By Alison Le Cornu
Is flexible learning going to be more of a key feature in the future than it has been in the past? It depends on how you define it, of course, and depends too on what the perceived drivers are behind it. For some, the change in the fee structure in UK HE means that increasing numbers of students will need to earn while they learn, and hence require the flexibility to combine work and study, quite possibly also with family life. For others, the wider global context coupled with technological advances mean that HE is not the only sector that will see greater flexibility: employers too will be looking for flexible employees, which in turn will impact family and leisure time. In the not-too-distant future we will be living in a ‘flexi world’ and HE will have to adjust.
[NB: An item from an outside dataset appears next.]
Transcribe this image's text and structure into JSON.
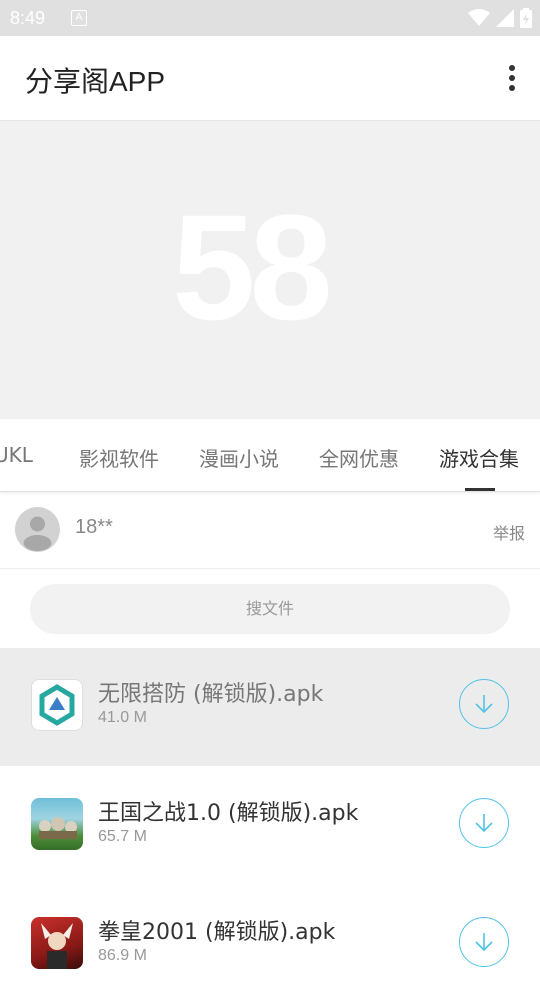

Whether we embrace this vision or eschew it, flexible learning is gaining increasing prominence throughout the sector. Key to its practical outworking is the notion of offering students choice in how, what, where and at what pace they learn: the flexibility of pace, place and mode that the HEA uses to focus its work in this area. Certain features underpin its practice. Flexible learning is largely contingent on learners studying part-time. It is both dependent on and enhanced by rapid technological advances that allow innovative pedagogical approaches. It facilitates cooperation between higher education providers and employers which has led to a strong culture of work-based learning, and requires a determination on the part of institutions to adapt their structures and systems so that the student experience is effective and of high quality. Credit transfer, still in a state of flux, remains one of the key players of the future.
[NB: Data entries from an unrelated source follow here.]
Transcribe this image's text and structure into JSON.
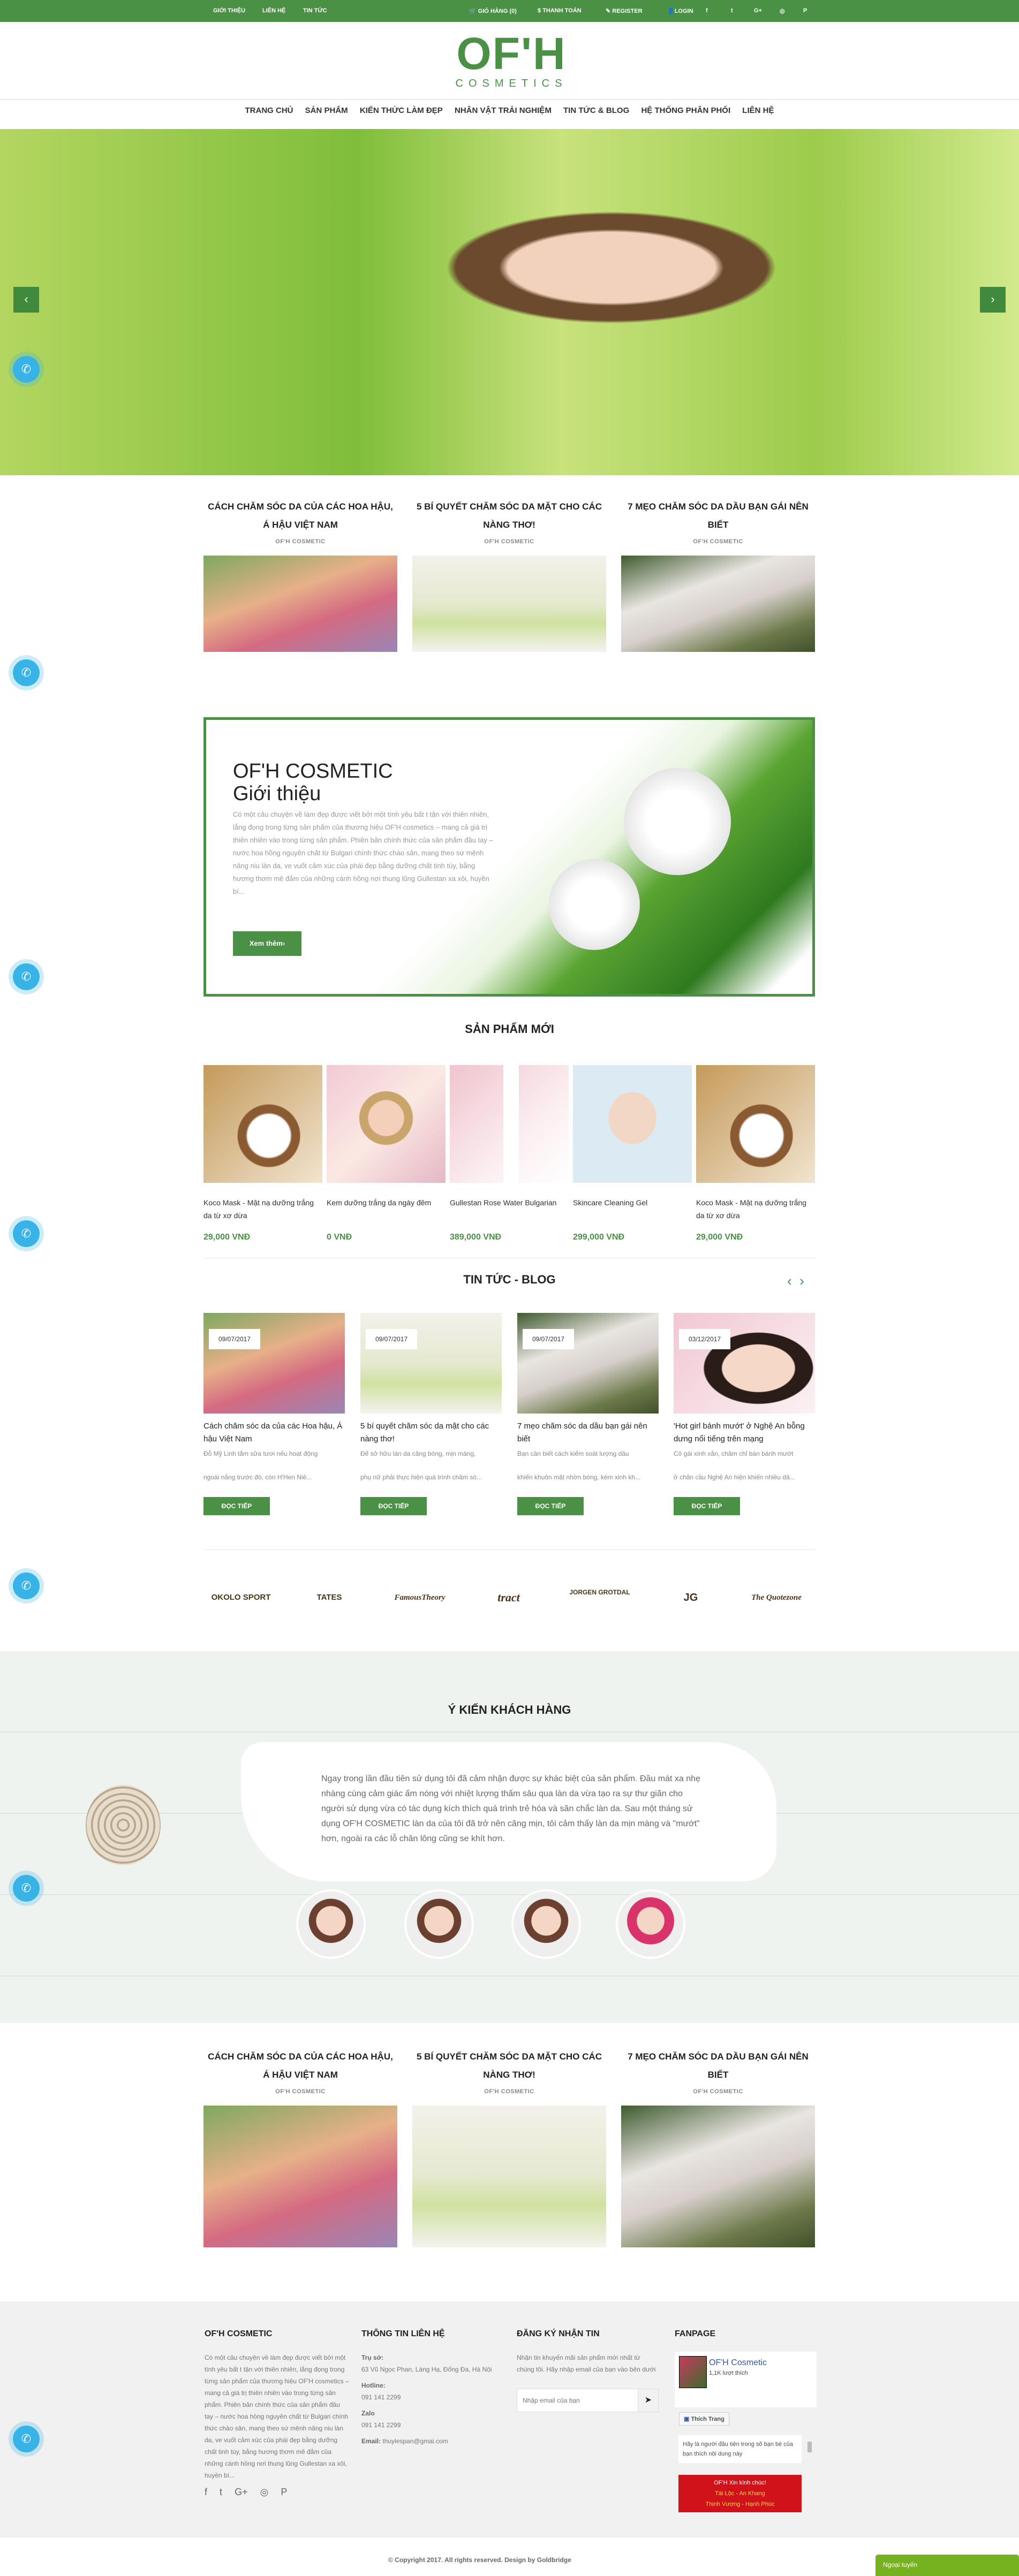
{
  "topbar": {
    "links": [
      "GIỚI THIỆU",
      "LIÊN HỆ",
      "TIN TỨC"
    ],
    "cart": "GIỎ HÀNG (0)",
    "checkout": "THANH TOÁN",
    "register": "REGISTER",
    "login": "LOGIN"
  },
  "logo": {
    "mark": "OF'H",
    "sub": "COSMETICS"
  },
  "nav": [
    "TRANG CHỦ",
    "SẢN PHẨM",
    "KIẾN THỨC LÀM ĐẸP",
    "NHÂN VẬT TRẢI NGHIỆM",
    "TIN TỨC & BLOG",
    "HỆ THỐNG PHÂN PHỐI",
    "LIÊN HỆ"
  ],
  "hero": {
    "prev": "‹",
    "next": "›"
  },
  "featured_posts": [
    {
      "title": "CÁCH CHĂM SÓC DA CỦA CÁC HOA HẬU, Á HẬU VIỆT NAM",
      "author": "OF'H COSMETIC"
    },
    {
      "title": "5 BÍ QUYẾT CHĂM SÓC DA MẶT CHO CÁC NÀNG THƠ!",
      "author": "OF'H COSMETIC"
    },
    {
      "title": "7 MẸO CHĂM SÓC DA DẦU BẠN GÁI NÊN BIẾT",
      "author": "OF'H COSMETIC"
    }
  ],
  "intro": {
    "title1": "OF'H COSMETIC",
    "title2": "Giới thiệu",
    "text": "Có một câu chuyện về làm đẹp được viết bởi một tình yêu bất t tận với thiên nhiên, lắng đọng trong từng sản phẩm của thương hiệu OF'H cosmetics – mang cả giá trị thiên nhiên vào trong từng sản phẩm. Phiên bản chính thức của sản phẩm đầu tay – nước hoa hồng nguyên chất từ Bulgari chính thức chào sân, mang theo sứ mệnh nâng niu làn da, ve vuốt cảm xúc của phái đẹp bằng dưỡng chất tinh túy, bằng hương thơm mê đắm của những cánh hồng nơi thung lũng Gullestan xa xôi, huyền bí...",
    "button": "Xem thêm›"
  },
  "products": {
    "title": "SẢN PHẨM MỚI",
    "items": [
      {
        "name": "Koco Mask - Mặt nạ dưỡng trắng da từ xơ dừa",
        "price": "29,000 VNĐ"
      },
      {
        "name": "Kem dưỡng trắng da ngày đêm",
        "price": "0 VNĐ"
      },
      {
        "name": "Gullestan Rose Water Bulgarian",
        "price": "389,000 VNĐ"
      },
      {
        "name": "Skincare Cleaning Gel",
        "price": "299,000 VNĐ"
      },
      {
        "name": "Koco Mask - Mặt nạ dưỡng trắng da từ xơ dừa",
        "price": "29,000 VNĐ"
      }
    ]
  },
  "blog": {
    "title": "TIN TỨC - BLOG",
    "prev": "‹",
    "next": "›",
    "read_more": "ĐỌC TIẾP",
    "items": [
      {
        "date": "09/07/2017",
        "title": "Cách chăm sóc da của các Hoa hậu, Á hậu Việt Nam",
        "excerpt1": "Đỗ Mỹ Linh tắm sữa tươi nếu hoạt động",
        "excerpt2": "ngoài nắng trước đó, còn H'Hen Niê..."
      },
      {
        "date": "09/07/2017",
        "title": "5 bí quyết chăm sóc da mặt cho các nàng thơ!",
        "excerpt1": "Để sở hữu làn da căng bóng, mịn màng,",
        "excerpt2": "phụ nữ phải thực hiện quá trình chăm só..."
      },
      {
        "date": "09/07/2017",
        "title": "7 mẹo chăm sóc da dầu bạn gái nên biết",
        "excerpt1": "Bạn cần biết cách kiểm soát lượng dầu",
        "excerpt2": "khiến khuôn mặt nhờn bóng, kém xinh kh..."
      },
      {
        "date": "03/12/2017",
        "title": "'Hot girl bánh mướt' ở Nghệ An bỗng dưng nổi tiếng trên mạng",
        "excerpt1": "Cô gái xinh xắn, chăm chỉ bán bánh mướt",
        "excerpt2": "ở chân cầu Nghệ An hiện khiến nhiều dâ..."
      }
    ]
  },
  "brands": [
    "OKOLO SPORT",
    "TATES",
    "FamousTheory",
    "tract",
    "JORGEN GROTDAL",
    "JG",
    "The Quotezone"
  ],
  "testimonial": {
    "title": "Ý KIẾN KHÁCH HÀNG",
    "text": "Ngay trong lần đầu tiên sử dụng tôi đã cảm nhận được sự khác biệt của sản phẩm. Đầu mát xa nhẹ nhàng cùng cảm giác ấm nóng với nhiệt lượng thấm sâu qua làn da vừa tạo ra sự thư giãn cho người sử dụng vừa có tác dụng kích thích quá trình trẻ hóa và săn chắc làn da. Sau một tháng sử dụng OF'H COSMETIC làn da của tôi đã trở nên căng mịn, tôi cảm thấy làn da mịn màng và \"mướt\" hơn, ngoài ra các lỗ chân lông cũng se khít hơn."
  },
  "footer": {
    "about": {
      "title": "OF'H COSMETIC",
      "text": "Có một câu chuyện về làm đẹp được viết bởi một tình yêu bất t tận với thiên nhiên, lắng đọng trong từng sản phẩm của thương hiệu OF'H cosmetics – mang cả giá trị thiên nhiên vào trong từng sản phẩm. Phiên bản chính thức của sản phẩm đầu tay – nước hoa hồng nguyên chất từ Bulgari chính thức chào sân, mang theo sứ mệnh nâng niu làn da, ve vuốt cảm xúc của phái đẹp bằng dưỡng chất tinh túy, bằng hương thơm mê đắm của những cánh hồng nơi thung lũng Gullestan xa xôi, huyền bí..."
    },
    "contact": {
      "title": "THÔNG TIN LIÊN HỆ",
      "addr_label": "Trụ sở:",
      "addr": "63 Vũ Ngọc Phan, Láng Hạ, Đống Đa, Hà Nội",
      "hotline_label": "Hotline:",
      "hotline": "091 141 2299",
      "zalo_label": "Zalo",
      "zalo": "091 141 2299",
      "email_label": "Email:",
      "email": "thuylespan@gmai.com"
    },
    "newsletter": {
      "title": "ĐĂNG KÝ NHẬN TIN",
      "text": "Nhận tin khuyến mãi sản phẩm mới nhất từ chúng tôi. Hãy nhập email của bạn vào bên dưới",
      "placeholder": "Nhập email của bạn"
    },
    "fanpage": {
      "title": "FANPAGE",
      "page_name": "OF'H Cosmetic",
      "likes": "1,1K lượt thích",
      "like_btn": "Thích Trang",
      "friends": "Hãy là người đầu tiên trong số bạn bè của bạn thích nội dung này",
      "banner1": "OF'H Xin kính chúc!",
      "banner2": "Tài Lộc - An Khang",
      "banner3": "Thịnh Vượng - Hạnh Phúc"
    }
  },
  "copyright": "© Copyright 2017. All rights reserved. Design by Goldbridge",
  "chat": "Ngoại tuyến",
  "colors": {
    "brand": "#4a9146",
    "phone": "#38b3e8",
    "chat": "#76b21f"
  }
}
These are the topics which have formed the backbone of the HEA’s work in the theme of flexible learning over the past eighteen months. During the autumn we have published a series of reports, one on each strand, each of which focused on a central research question: Why, and to what extent, might flexible pedagogies be promoted, and in what ways? Responses range from a greater personalisation of the learning experience and empowerment of the learner, to a root-and-branch change of the fee system, to the need for greater institutional buy-in, the use of tools and techniques to encourage employer engagement, and the exploration of ways to incentivise social learning initiatives. The conclusions and recommendations of each report provide important insights into and information about the ‘what ways’ that flexible pedagogies might be promoted.
The first part of the question, why, and to what extent? is the focus of the final, overarching report written by Professor Ron Barnett, Emeritus Professor at the Institute of Education, London, and who has played the role of external consultant throughout the project. Early sneak previews of his ‘Conditions of Flexibility: Securing a more responsive higher education system’ reveal an emphasis not only on institutions but also on students, who, Professor Barnett argues, will need to develop ‘flexible attributes’ in order to successfully negotiate the challenges of a complex changing world.
Our Flexible Pedagogies: Preparing for the future project is a landmark statement that both analyses where the sector is in terms of its flexible provision and offers concrete suggestions about how to move forward. Professor Barnett’s report will be launched in the second week of June, and will be preceded by a Guardian Round Table event which asks the question, ‘Is the future flexible?’ The answer is likely to be ‘yes’.
Flexible Pedagogies project:
Dr Alison Le Cornu is Academic Lead, Flexible Learning, Higher Education Academy